Own Your Story and Find Your Passion
Creativity can be a double-edged sword because there is so much that inspires us that we often feel directionless in a sea of options.
This isn’t inherently a bad thing, but sometimes it can feel like we’re OK at a lot of things, but not GREAT at anything. It’s incredibly disheartening and can make us feel apathetic or even depressed.
Finding your passion is hard. Some people find it immediately and for others it takes decades.
I’m here to tell you not to give up. Let me tell you how I found mine.
I’ve always been a creative at heart and I loved all things crafty. Growing up I thought drawing was my passion.
I carried a sketchbook with me everywhere, doodling and drawing everything, but despite the praise from friends and family something just felt off.
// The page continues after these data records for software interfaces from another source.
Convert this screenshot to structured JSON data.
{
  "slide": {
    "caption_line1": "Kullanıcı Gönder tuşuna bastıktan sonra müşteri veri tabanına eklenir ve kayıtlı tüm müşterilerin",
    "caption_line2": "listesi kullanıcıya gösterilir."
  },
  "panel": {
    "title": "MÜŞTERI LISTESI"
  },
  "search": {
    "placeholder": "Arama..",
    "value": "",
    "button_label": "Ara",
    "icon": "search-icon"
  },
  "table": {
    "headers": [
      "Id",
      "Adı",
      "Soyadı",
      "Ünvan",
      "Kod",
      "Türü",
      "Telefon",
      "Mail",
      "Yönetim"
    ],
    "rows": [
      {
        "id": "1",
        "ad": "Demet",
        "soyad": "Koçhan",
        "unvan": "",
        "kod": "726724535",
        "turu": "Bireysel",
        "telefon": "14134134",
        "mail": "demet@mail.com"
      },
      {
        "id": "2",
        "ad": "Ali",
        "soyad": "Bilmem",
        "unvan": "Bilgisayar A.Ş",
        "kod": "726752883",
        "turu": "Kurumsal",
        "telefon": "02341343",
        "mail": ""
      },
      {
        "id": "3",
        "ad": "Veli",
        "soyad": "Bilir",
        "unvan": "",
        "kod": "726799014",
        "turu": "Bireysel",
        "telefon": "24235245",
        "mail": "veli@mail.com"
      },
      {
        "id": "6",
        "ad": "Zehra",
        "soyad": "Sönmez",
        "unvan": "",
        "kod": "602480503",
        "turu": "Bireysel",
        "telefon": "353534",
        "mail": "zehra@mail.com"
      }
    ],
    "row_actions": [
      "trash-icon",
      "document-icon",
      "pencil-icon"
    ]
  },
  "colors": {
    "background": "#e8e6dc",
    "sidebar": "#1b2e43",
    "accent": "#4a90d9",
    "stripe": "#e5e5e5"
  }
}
As I got older I began to hate drawing and once I got to a private art school, I realized that not only was I not as good as the other artists around me, but I distinctly lacked the passion they held for it. So I switched to sculpture.
And I tried EVERYTHING material-wise, from ceramics to bronze-casting to mixed media. It was better, but I still felt like I was floundering in the dark. I fell victim to comparison more times than I can count.
Then one day, my mixed media professor assigned us a project using wire and I wanted to scream because working with any kind of metal was the bane of my existence. I was honestly convinced I would fail this assignment, but she just smiled and said, “Tomorrow I’m gonna teach you all how to crochet with wire.”
And my brain sort of stalled because I was so fascinated by the idea. I immediately went and bought a hook and the biggest ball of yarn I could find so I could practice first. After a few hours of You Tube videos, I finally got the hang of creating a chain and a single crochet.
By the next class, I found it very easy to follow her instructions and began experimenting with creating shapes in wire.
But as much as I loved it, the initial thrill faded quickly.
I continued crocheting on and off for a while, but after receiving my Associates degree, I moved back home to figure out my next move. That year was incredibly hard for me and I experienced depression like I never had before.
Between my parents’ divorce, a bad relationship, a job that gave me daily anxiety attacks, and the feeling that I was failing to move on like my friends, I felt so lost. All the creative passion had drained out of me and I didn’t know if it would ever come back.
Near the end of that year I decided I needed a radical change, so I moved halfway across the country to live with my grandmother while I got settled and saved money for my own place.
My grandma is an artist too, a pastel painter, and she understood my creative block better than anyone. She let me paint with her and we bounced ideas off of each other constantly. It was slow at first, but I began to feel inspired again.
I picked my hook up again.
I started following You Tube tutorials again and just made things that looked fun to me. It was so nice to have a relaxing hobby that not only produced something physical, but wasn’t ridiculously expensive either.
Then one day my grandma asked me if I wanted to share her booth at an upcoming craft fair and I said, “Sure, why not.”
With only a month to prepare and literally no experience selling my handmade stuff, I had a hilarious mish-mash of items on my one tiny table. (It’s actually kind of embarrassing to reflect on now.)
But I LOVED chatting with customers and other vendors. There were a few big mistakes, like it never crossed my mind to bring bags for people’s purchases, but I had a ton of fun all the same. And I made about $100 that day.
It was after that craft fair that I decided to jump in with both feet and make this a serious business. I love making things, helping people, and making others happy.
Don’t be a victim of comparison
It’s so easy to look around and think, “They’re so much more successful (or better, or whatever) than me, I’ll never be able to be that great.” It’s simply not true unless you resign yourself to that mindset.
Everyone is entirely unique and no two circumstances are exactly the same.
I only started crocheting a few years ago, and only seriously for the past year and a half. Some people have been crocheting for literal decades, but I have an insatiable drive to better myself and learn new things. I’m owning that part of my personality. What I lack in experience I make up for in sheer determination and stubbornness.
So own your story, your skills, and your passion.
It’s okay if you don’t know what you want to do with your life, no matter what age. It’s okay if you’ve tried 100 hobbies, but none of them fill your soul.
Keep trying. Try new things every day.
Life is too short to be unhappy, so do your best to find what fulfills you.
“I have not failed. I’ve just found 10,000 ways that won’t work.” – Thomas Edison
If you liked this article and would like more inspirational content, leave a comment below. If you want to share your story with me, I’d love to hear it. Email me at firstname.lastname@example.org or DM me on social @cbfiberworks.
Crocheting and teaching crochet are my passions. If you’d like to learn how to crochet, check out my Instagram for stitch tutorials, or if you’d like to try out an amigurumi pattern, check out my Anton the Armadillo pattern.